→ About this exercise: Scan the data for "доставка" and copy the lines it appears in.

Component data from apps and pages:
# # # # #

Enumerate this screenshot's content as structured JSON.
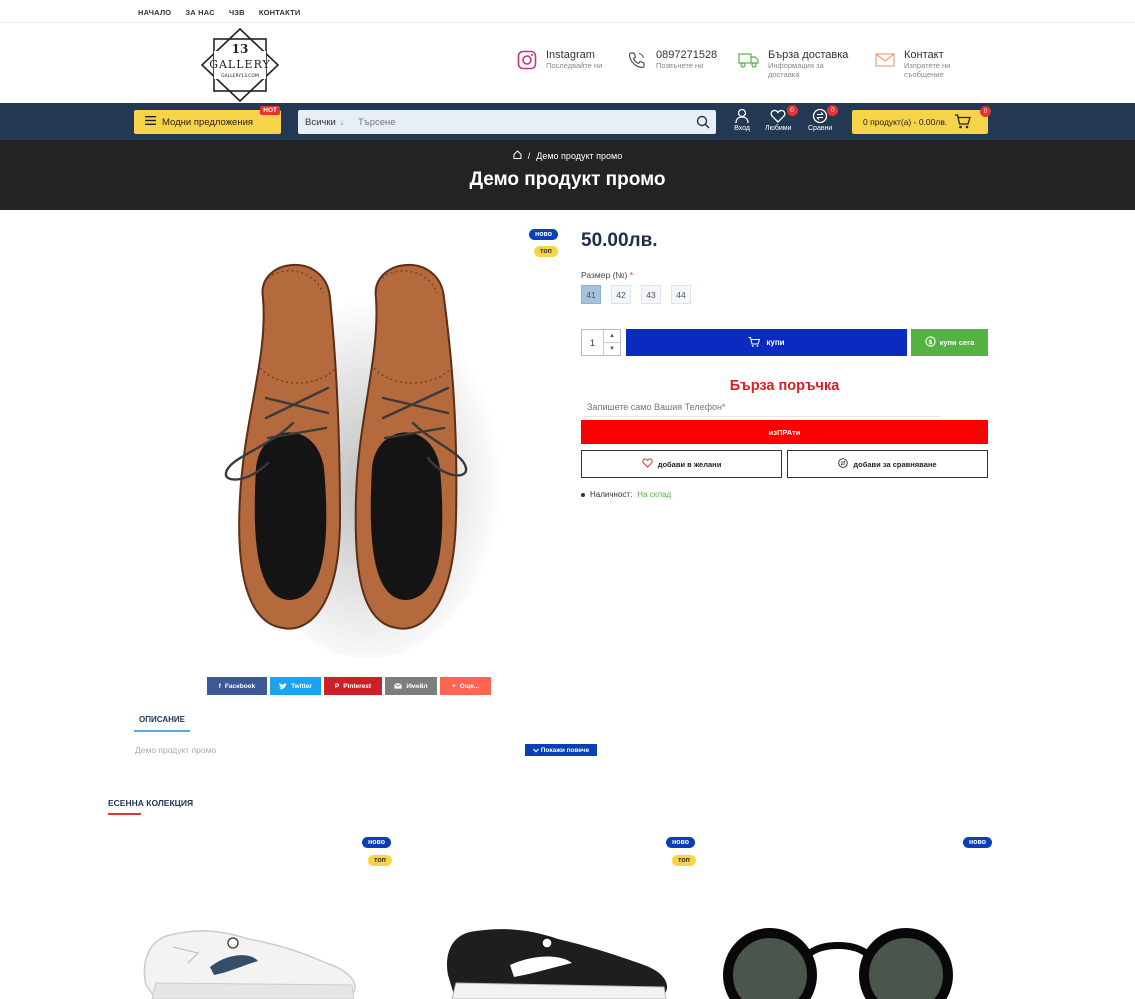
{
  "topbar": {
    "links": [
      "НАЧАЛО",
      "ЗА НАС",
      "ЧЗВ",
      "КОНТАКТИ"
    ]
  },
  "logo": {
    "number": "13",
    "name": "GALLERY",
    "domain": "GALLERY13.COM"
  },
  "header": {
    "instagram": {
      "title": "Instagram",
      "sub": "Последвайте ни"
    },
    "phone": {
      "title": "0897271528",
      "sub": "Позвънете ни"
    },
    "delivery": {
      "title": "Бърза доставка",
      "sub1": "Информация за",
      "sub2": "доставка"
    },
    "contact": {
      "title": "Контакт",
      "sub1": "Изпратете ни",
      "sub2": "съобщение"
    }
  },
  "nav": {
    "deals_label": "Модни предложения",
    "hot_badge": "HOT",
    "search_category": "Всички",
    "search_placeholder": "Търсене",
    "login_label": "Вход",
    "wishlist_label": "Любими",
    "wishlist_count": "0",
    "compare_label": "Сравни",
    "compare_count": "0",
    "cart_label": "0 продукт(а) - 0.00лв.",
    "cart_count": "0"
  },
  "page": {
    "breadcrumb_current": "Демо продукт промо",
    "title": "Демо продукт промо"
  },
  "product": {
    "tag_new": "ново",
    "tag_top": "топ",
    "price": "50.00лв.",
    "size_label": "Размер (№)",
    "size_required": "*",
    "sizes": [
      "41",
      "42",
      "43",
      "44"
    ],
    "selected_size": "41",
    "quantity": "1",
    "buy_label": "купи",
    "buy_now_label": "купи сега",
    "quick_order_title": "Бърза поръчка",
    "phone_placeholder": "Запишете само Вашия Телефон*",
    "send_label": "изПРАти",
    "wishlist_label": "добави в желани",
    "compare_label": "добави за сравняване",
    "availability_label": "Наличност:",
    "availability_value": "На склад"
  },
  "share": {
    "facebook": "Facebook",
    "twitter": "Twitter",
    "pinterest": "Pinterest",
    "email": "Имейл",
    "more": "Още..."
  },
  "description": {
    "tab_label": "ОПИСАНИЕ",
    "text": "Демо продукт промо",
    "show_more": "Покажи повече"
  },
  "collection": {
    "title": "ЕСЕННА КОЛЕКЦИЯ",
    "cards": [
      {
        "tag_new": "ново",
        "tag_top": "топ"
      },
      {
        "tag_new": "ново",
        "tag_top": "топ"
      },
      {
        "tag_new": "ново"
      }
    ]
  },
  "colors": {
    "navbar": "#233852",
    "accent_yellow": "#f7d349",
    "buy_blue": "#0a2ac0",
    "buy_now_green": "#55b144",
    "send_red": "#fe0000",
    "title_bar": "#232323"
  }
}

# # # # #

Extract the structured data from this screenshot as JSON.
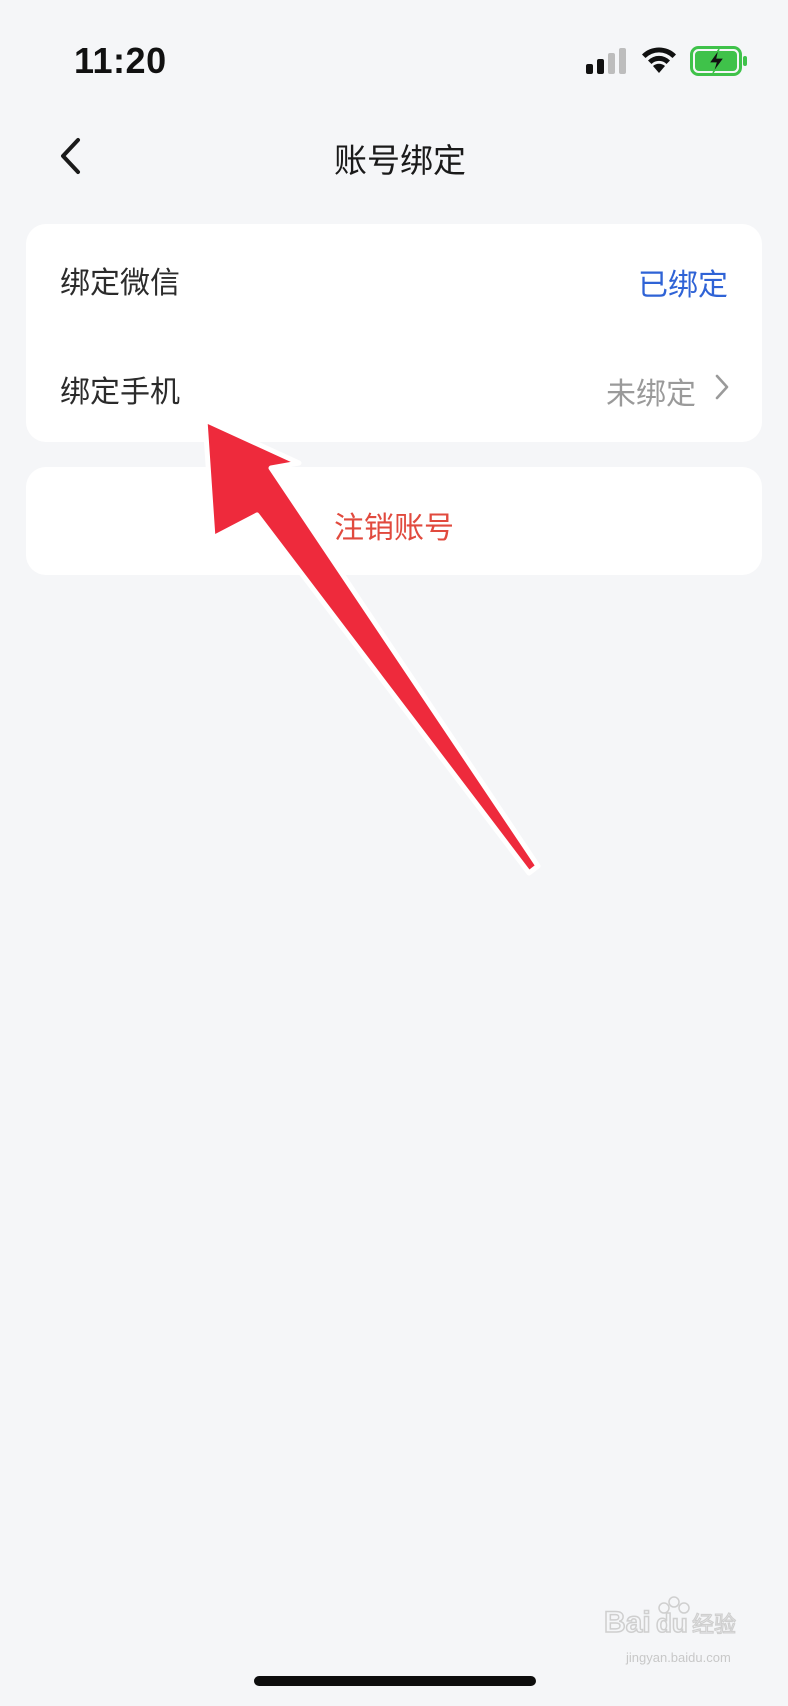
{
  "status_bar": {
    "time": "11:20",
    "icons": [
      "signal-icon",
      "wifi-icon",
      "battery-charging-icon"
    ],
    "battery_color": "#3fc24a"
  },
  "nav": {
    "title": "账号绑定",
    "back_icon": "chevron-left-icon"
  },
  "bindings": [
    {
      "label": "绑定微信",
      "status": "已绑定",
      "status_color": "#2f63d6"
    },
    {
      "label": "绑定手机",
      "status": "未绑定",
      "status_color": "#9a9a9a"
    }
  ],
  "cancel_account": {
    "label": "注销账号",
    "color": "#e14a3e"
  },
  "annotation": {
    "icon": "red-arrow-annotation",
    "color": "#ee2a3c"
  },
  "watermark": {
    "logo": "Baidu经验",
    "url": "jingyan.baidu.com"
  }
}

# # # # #

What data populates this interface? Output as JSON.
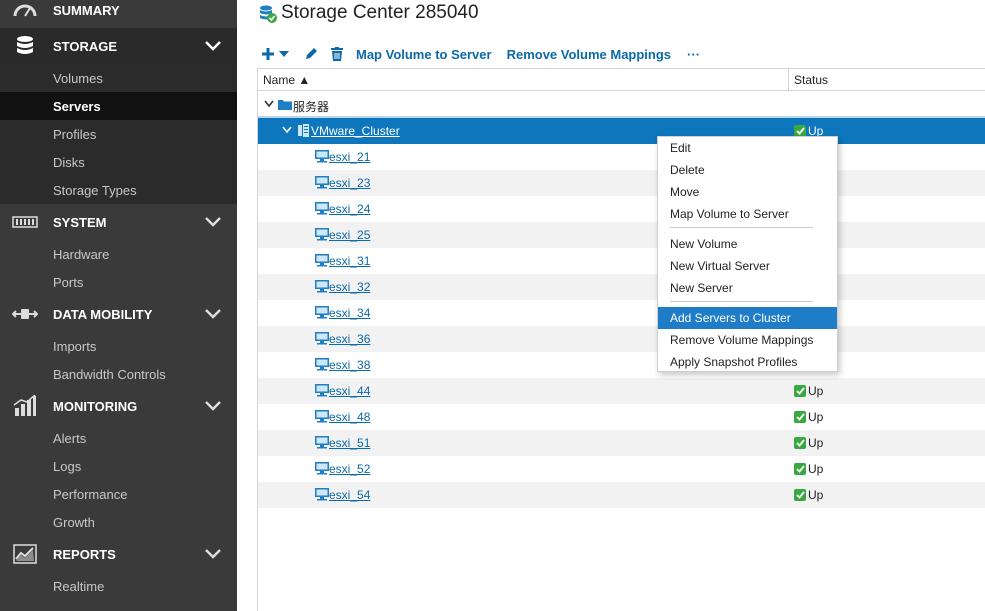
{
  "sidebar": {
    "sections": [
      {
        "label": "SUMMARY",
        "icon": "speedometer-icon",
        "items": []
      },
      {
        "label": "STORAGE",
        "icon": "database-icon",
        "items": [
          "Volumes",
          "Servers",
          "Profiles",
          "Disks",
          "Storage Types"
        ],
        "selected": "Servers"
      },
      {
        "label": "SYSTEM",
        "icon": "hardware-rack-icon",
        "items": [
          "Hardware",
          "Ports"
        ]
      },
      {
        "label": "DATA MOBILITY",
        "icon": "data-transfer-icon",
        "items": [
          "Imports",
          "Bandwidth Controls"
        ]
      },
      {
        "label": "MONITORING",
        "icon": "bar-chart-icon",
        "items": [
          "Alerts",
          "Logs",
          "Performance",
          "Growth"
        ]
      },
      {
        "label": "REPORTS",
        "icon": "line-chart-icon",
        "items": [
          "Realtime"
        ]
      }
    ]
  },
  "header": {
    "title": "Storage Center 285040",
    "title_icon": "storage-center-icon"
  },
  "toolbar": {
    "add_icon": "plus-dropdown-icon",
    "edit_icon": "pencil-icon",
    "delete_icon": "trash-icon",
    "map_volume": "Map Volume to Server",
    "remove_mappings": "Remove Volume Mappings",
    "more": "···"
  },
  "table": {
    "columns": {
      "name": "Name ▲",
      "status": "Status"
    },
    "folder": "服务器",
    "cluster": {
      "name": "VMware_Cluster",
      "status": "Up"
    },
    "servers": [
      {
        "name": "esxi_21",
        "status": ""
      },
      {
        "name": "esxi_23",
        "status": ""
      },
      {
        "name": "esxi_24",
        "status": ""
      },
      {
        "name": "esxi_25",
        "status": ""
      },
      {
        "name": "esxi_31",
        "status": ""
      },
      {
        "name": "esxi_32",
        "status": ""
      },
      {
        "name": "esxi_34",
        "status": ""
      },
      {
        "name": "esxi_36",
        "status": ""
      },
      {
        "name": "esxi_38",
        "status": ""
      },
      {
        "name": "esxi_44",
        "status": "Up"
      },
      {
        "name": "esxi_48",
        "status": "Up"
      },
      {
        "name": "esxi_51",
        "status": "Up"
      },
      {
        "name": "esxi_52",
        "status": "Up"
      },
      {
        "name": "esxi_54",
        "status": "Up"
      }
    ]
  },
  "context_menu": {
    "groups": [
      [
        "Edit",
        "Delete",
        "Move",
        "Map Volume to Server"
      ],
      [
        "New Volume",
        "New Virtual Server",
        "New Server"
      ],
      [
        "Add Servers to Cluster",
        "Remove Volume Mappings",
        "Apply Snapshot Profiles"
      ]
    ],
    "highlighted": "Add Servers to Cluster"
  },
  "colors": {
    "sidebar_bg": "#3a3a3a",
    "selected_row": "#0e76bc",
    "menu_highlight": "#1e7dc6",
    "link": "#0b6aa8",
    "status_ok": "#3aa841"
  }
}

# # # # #

→ Completed exercise:
      "title": "Бърза доставка",
      "sub2": "доставка"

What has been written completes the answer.